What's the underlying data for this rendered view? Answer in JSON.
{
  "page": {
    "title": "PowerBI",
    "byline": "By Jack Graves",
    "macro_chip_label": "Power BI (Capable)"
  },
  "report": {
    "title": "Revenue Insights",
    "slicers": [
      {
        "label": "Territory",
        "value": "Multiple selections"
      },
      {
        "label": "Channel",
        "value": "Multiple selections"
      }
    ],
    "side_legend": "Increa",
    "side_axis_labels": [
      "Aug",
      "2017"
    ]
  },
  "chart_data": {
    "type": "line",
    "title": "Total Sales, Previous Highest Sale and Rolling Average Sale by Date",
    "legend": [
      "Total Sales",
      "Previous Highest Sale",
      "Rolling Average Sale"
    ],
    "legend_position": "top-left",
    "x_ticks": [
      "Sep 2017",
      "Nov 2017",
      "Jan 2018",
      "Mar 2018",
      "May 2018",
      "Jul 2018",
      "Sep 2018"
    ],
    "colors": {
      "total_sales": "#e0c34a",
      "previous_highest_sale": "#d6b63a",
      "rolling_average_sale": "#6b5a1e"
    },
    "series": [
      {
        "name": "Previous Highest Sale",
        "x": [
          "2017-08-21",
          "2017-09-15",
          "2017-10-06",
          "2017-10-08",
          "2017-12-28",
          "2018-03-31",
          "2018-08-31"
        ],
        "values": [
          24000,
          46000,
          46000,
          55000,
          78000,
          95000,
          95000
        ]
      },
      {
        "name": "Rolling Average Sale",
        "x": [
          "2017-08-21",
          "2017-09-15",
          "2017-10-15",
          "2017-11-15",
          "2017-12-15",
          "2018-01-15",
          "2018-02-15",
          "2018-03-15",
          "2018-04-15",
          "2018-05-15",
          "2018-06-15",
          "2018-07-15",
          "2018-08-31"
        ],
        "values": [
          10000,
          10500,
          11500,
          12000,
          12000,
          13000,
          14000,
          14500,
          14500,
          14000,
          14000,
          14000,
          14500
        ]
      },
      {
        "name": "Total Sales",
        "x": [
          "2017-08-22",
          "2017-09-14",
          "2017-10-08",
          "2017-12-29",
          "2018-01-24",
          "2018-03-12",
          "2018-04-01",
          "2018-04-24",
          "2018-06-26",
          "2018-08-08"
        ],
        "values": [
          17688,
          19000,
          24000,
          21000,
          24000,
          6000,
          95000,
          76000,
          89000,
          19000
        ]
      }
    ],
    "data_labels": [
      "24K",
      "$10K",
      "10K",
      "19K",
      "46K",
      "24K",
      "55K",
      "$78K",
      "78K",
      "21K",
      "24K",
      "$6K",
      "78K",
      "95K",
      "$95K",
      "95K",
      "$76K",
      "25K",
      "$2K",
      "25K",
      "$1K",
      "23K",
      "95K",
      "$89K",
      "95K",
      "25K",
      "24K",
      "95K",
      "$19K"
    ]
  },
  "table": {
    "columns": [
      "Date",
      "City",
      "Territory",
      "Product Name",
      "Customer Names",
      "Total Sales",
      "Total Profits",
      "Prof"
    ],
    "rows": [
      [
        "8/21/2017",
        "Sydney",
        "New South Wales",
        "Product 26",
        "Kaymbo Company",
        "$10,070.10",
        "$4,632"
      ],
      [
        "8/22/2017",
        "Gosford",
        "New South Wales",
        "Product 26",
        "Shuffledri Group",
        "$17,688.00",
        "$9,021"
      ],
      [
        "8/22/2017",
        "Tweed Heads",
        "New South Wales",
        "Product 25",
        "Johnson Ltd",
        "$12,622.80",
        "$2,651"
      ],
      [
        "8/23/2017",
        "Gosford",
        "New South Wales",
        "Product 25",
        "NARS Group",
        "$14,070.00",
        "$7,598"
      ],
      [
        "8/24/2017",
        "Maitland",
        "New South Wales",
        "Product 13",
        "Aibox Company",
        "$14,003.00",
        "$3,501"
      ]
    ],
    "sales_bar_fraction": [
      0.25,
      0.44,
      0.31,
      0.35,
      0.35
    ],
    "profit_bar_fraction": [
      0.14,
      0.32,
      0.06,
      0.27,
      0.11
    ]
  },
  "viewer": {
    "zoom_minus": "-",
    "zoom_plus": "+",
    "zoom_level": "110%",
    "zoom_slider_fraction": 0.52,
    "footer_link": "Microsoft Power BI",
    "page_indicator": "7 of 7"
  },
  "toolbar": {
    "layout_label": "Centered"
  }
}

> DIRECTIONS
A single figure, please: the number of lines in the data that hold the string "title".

> FINISHED EXERCISE
3